These two studies support the usual assessment that native plants are most supportive of local plant-dwelling invertebrates, while showing that near-native and exotic plants also provide effective supports for the garden’s ecosystem.

These findings might apply as well to local birds, reptiles and mammals, but demonstrating those relationships would require another study. For example, while berry-producing shrubs provide natural food for birds, separate counts of bird visits to native, near-native, and exotic berry-producing shrubs might yield interesting results.

That would be a very challenging assignment!

Plants Preferred by Pollinators

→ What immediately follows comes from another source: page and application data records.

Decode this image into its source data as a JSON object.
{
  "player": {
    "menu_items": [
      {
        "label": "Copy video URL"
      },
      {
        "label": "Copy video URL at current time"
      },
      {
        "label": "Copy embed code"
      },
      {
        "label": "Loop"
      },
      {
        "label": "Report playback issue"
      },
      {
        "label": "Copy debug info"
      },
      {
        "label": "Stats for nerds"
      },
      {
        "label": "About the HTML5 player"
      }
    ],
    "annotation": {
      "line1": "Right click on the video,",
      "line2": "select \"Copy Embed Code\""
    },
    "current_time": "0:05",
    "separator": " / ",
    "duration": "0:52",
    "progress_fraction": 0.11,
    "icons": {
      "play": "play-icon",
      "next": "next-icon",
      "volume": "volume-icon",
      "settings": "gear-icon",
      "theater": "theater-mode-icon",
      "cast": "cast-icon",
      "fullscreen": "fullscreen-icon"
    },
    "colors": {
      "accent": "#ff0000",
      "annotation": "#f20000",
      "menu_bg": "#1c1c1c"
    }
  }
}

When planning their gardens, many gardeners recognize the relationships between their plants and local wildlife. This ecological perspective has gardening implications for each of several categories of wildlife: birds, mammals, reptiles, and various invertebrates.

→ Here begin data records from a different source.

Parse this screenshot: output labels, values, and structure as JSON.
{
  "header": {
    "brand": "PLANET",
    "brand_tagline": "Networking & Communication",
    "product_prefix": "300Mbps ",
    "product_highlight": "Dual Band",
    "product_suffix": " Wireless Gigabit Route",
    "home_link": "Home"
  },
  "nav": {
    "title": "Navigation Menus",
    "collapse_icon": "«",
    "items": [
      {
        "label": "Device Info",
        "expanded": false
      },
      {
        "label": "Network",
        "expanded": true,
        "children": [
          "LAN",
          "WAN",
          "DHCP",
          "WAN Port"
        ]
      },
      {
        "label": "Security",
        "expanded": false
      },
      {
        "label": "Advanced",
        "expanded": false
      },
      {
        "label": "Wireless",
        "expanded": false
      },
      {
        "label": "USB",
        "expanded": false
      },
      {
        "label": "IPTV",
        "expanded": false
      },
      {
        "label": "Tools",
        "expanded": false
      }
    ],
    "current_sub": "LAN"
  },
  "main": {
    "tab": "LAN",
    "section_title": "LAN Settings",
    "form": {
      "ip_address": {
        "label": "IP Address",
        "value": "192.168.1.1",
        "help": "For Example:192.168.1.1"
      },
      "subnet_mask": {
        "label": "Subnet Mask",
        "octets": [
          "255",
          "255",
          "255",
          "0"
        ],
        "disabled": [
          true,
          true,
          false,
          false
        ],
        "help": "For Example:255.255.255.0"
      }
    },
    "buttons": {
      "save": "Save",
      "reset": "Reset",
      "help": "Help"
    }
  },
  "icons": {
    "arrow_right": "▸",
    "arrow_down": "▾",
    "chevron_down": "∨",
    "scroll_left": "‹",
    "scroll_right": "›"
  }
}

An overarching concept for this ecological perspective is the food chain. Insects are low on the food chain, so selecting plants according to the needs and preferences of insects has impacts on the higher levels of the chain. As a basic example, plants that attract insects to the garden increase the food source for birds and reptiles, and an increase in the numbers of birds and reptiles provides food for carnivores.

Gardeners often want to grow flowering plants that attract bees, butterflies, and other pollinators. Those gardeners might intend primarily to support plant pollination and garden aesthetics (butterflies always delight the eye), but their plant selection also supports the food chain. 

As we develop our garden and select plants from this ecological perspective, we might favor plants that are native to our local environment. The rationale for preferring native plants reflects an assumption that the insects and other wildlife in our gardens know and prefer plants that they have encountered throughout their lives, and the lives of their preceding generations. Surely, wild creatures communicate survival knowledge to their offspring at least by demonstration.

For such reasons, I have favored native plants because of their presumed appeal to local wildlife, in addition to the compatibility of native plants with native soil, climate, and plant communities. The logical application to this view is for the gardener to fill the garden with native plants.

This approach to landscaping succeeds. We are not here to negate gardening in the Monterey Bay area with California native plants.

I have become aware, however, of another layer of thought to consider.

In a recent issue of Horticulture magazine, entomologist Eric Grissell described a wildlife gardening study, “Plants for Bugs,” conducted by England’s Royal Horticultural Society.

I visited the project’s website to learn about this project. Its first bulletin for gardeners is titled “Gardens as Habitats for Pollinators” (August 2015). This column addresses the study’s methods and findings related to pollinators.

Honey bee (Apis mellifera) pollinates creeping thistle  photo by Ivan Leidus,
shared via Wikimedia Common

The study’s approach was to observe the numbers of times pollinating insects land on flowers of plants with each of three different origins: United Kingdom natives; other Northern hemisphere natives, i.e., plants from regions similar to the UK; and Southern hemisphere natives, i.e., plants from climates and habitats that are different from the UK.

The study’s original recommendations are oriented to the United Kingdom, but they could be applied reasonably to other gardening environs. Accordingly, I have modified the wording of these statements to relate them to gardening in the Monterey Bay area.

  1. Gardeners should plant a mix of flowering plants from different countries and regions;
  2. Plant selection should emphasize plants that are native to California’s central coast, or to the Mediterranean climate areas;
  3. Regardless of plant origins, the more flowers the garden can offer throughout the year, the greater number of pollinators it will attract and support.

Plants that are native to the garden area are still important, but gardens serve pollinators best when they have large numbers of flowers and a long flowering season, regardless of the origins of the plants.

In a future column, we’ll review this project’s second bulletin, “Gardens as Habitats for Plant-Dwelling Invertebrates” (August 2017).